Once in the park, we decided rather than fight the crowds, which were huge, we would head for Glacier Point. On the way we stopped at Bridalveil Falls. Very crowded, and the best view of the falls, at least for a photograph, was from the parking lot. I did get a photo of the stream below the falls. If you look closely, you can see the kids climbing through the stream.

The Merced River
Stream Below Bridalveil Falls
Bridalveil Falls

I had been told Glacier Point had great views of many of the features of the Park, and, although out of the way, well worth the trip. Well, it was both. Quite a climb, but the view of Half Dome is wonderful. Some photos below. The close up of the top of Half Dome shows a group of climbers at the top. Although some do climb the face, most of them went up a trail on the back side. Difficult, but not impossible! The last image is of El Capitan from the valley floor.

Half Dome, Nevada & Vernal Falls From the Glacier Point Road
Half Dome from Glacier Point
The Top of the Dome - Check the Large Image - You Can See The People on Top!
Some of the Park Wildlife - I Couldn't Find a Bear
Another View of Half Dome
El Capitan

We are calling it a night early so that we can get a jump on the crowds entering the park tomorrow. I'll let you know if it works! I'll try to post this update tonight, but so far, although I have been able to connect to Oswego's web server, no luck with the FTP server. If it doesn't work I'll try later or in the morning...

May 30 - Yosemite 2

Well, it's morning, and I found out why I couldn't FTP my updates to Oswego (if you don't know what FTP is, don't bother reading the explanation) Oswego started requiring VPN software to make outside connections to the College systems. A good idea - it adds another layer of protection against connections to the system that shouldn't be there.

Now my problem is hitting my Disk Quota, or the amount of space I'm allowed to use within my account. I have temporarily removed Karin's Wedding photos (Sorry guys) & requested more space. Since I already have more than my fair share, I hope I'll get a little more.
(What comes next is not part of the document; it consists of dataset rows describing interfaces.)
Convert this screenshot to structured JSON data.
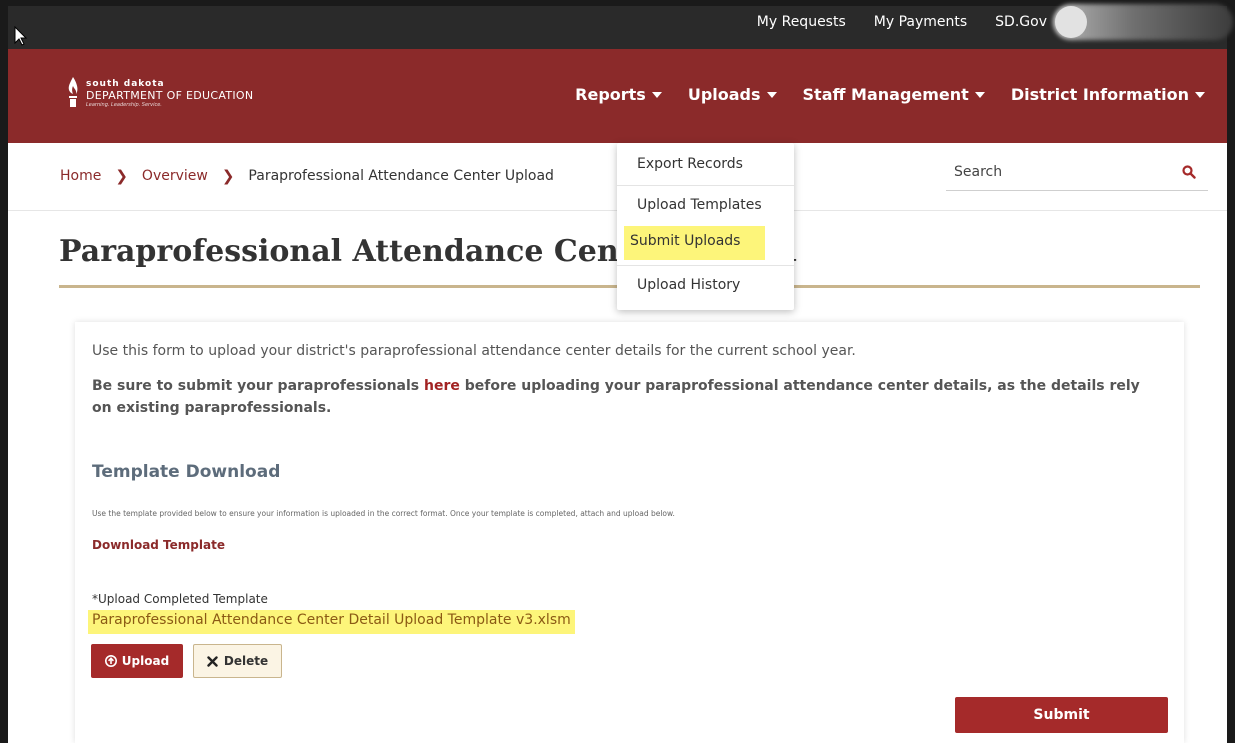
{
  "utility_nav": {
    "links": [
      "My Requests",
      "My Payments",
      "SD.Gov"
    ]
  },
  "logo": {
    "line1": "south dakota",
    "line2": "DEPARTMENT OF EDUCATION",
    "tagline": "Learning. Leadership. Service."
  },
  "main_nav": {
    "items": [
      "Reports",
      "Uploads",
      "Staff Management",
      "District Information"
    ]
  },
  "breadcrumb": {
    "home": "Home",
    "overview": "Overview",
    "current": "Paraprofessional Attendance Center Upload"
  },
  "search": {
    "placeholder": "Search"
  },
  "page": {
    "title": "Paraprofessional Attendance Center Upload"
  },
  "uploads_menu": {
    "items": [
      "Export Records",
      "Upload Templates",
      "Submit Uploads",
      "Upload History"
    ],
    "highlighted": "Submit Uploads"
  },
  "form": {
    "intro": "Use this form to upload your district's paraprofessional attendance center details for the current school year.",
    "notice_before": "Be sure to submit your paraprofessionals ",
    "notice_link": "here",
    "notice_after": " before uploading your paraprofessional attendance center details, as the details rely on existing paraprofessionals.",
    "template_heading": "Template Download",
    "template_note": "Use the template provided below to ensure your information is uploaded in the correct format. Once your template is completed, attach and upload below.",
    "download_link": "Download Template",
    "upload_required_mark": "*",
    "upload_label": "Upload Completed Template",
    "file_name": "Paraprofessional Attendance Center Detail Upload Template v3.xlsm",
    "upload_button": "Upload",
    "delete_button": "Delete",
    "submit_button": "Submit"
  },
  "colors": {
    "brand_maroon": "#8b2a2a",
    "button_red": "#a52a2a",
    "gold_rule": "#c9b58d",
    "highlight_yellow": "#fdf57a"
  }
}
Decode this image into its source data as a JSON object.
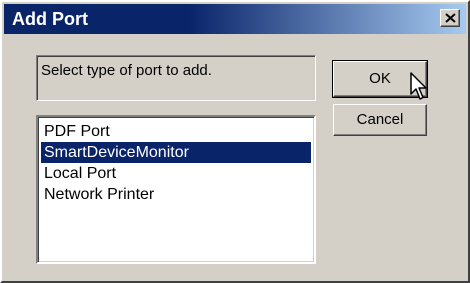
{
  "window": {
    "title": "Add Port"
  },
  "description": {
    "text": "Select type of port to add."
  },
  "port_list": {
    "items": [
      {
        "label": "PDF Port",
        "selected": false
      },
      {
        "label": "SmartDeviceMonitor",
        "selected": true
      },
      {
        "label": "Local Port",
        "selected": false
      },
      {
        "label": "Network Printer",
        "selected": false
      }
    ]
  },
  "buttons": {
    "ok_label": "OK",
    "cancel_label": "Cancel"
  },
  "icons": {
    "close": "close-icon",
    "cursor": "mouse-pointer-icon"
  },
  "colors": {
    "title_bar": "#0a246a",
    "selection": "#0a246a",
    "dialog_bg": "#d4d0c8"
  }
}
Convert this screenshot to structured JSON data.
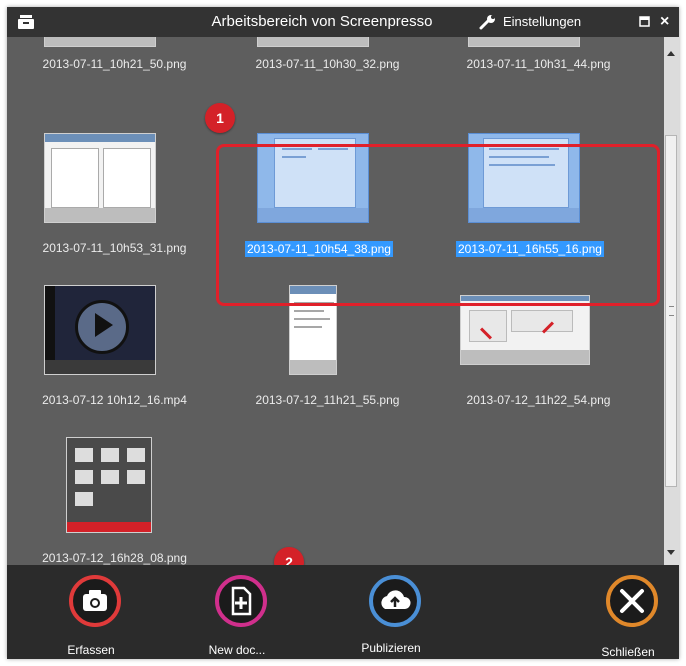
{
  "window": {
    "title": "Arbeitsbereich von Screenpresso",
    "settings_label": "Einstellungen",
    "close_glyph": "×"
  },
  "files": [
    {
      "name": "2013-07-11_10h21_50.png",
      "selected": false
    },
    {
      "name": "2013-07-11_10h30_32.png",
      "selected": false
    },
    {
      "name": "2013-07-11_10h31_44.png",
      "selected": false
    },
    {
      "name": "2013-07-11_10h53_31.png",
      "selected": false
    },
    {
      "name": "2013-07-11_10h54_38.png",
      "selected": true
    },
    {
      "name": "2013-07-11_16h55_16.png",
      "selected": true
    },
    {
      "name": "2013-07-12 10h12_16.mp4",
      "selected": false
    },
    {
      "name": "2013-07-12_11h21_55.png",
      "selected": false
    },
    {
      "name": "2013-07-12_11h22_54.png",
      "selected": false
    },
    {
      "name": "2013-07-12_16h28_08.png",
      "selected": false
    }
  ],
  "annotations": {
    "badge_1": "1",
    "badge_2": "2"
  },
  "toolbar": {
    "capture_label": "Erfassen",
    "new_doc_label": "New doc...",
    "publish_label": "Publizieren",
    "close_label": "Schließen"
  },
  "icons": {
    "title": "tray-icon",
    "settings": "wrench-icon",
    "capture": "camera-icon",
    "new_doc": "add-document-icon",
    "publish": "cloud-upload-icon",
    "close": "close-icon"
  },
  "colors": {
    "selection": "#3399ff",
    "annotation_red": "#d42128",
    "capture_ring": "#e03a3a",
    "new_doc_ring": "#d02f8c",
    "publish_ring": "#4a8fd6",
    "close_ring": "#e0882a"
  }
}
Carol isn't feeling well, so we got a slow start, but did get back to the park. We went through the valley, stopped at Mirror Lake - a disappointment - instead of a quiet, mirror surfaced lake reflecting half dome, it was a zoo of people, some playing softball in the sand in the middle of the lake. I'll have to agree with the statement that "We are loving our National Parks to death." Of course, I'm part of that. I think I need to come back sometime in early Spring or late Fall. Since I am still out of disk space, I can't add any more photos. Maybe more in the future. Overall, Yosemite is an amazing place. I have a few memories of places we stopped from my first trip West (age 5) and Yosemite was one of them. Back then, they ended each night with a park ranger yelling "Let the Fire Fall," at which point they pushed a pile of burning logs over one of the dried up waterfalls. It was beautiful - not environmentally sound, but beautiful. A web page with photographs, descriptions & comments is at Yosemitefirefall.org. Of course they don't do it any more, but the park is still one of the best.

Late Addition - After getting back to Oswego, I compressed some older photos so there is room for these:

Bridalvail Falls & The Merced River
Mirror Lake, Half Dome & Baseball
The Stream into Mirror Lake & Half Dome


We are leaving our WiFi connected hotel in the morning, so I'm not sure when the next update will arrive. Till then...


This page is maintained by: vermilye@oswego.edu
Last Update: March 25, 2012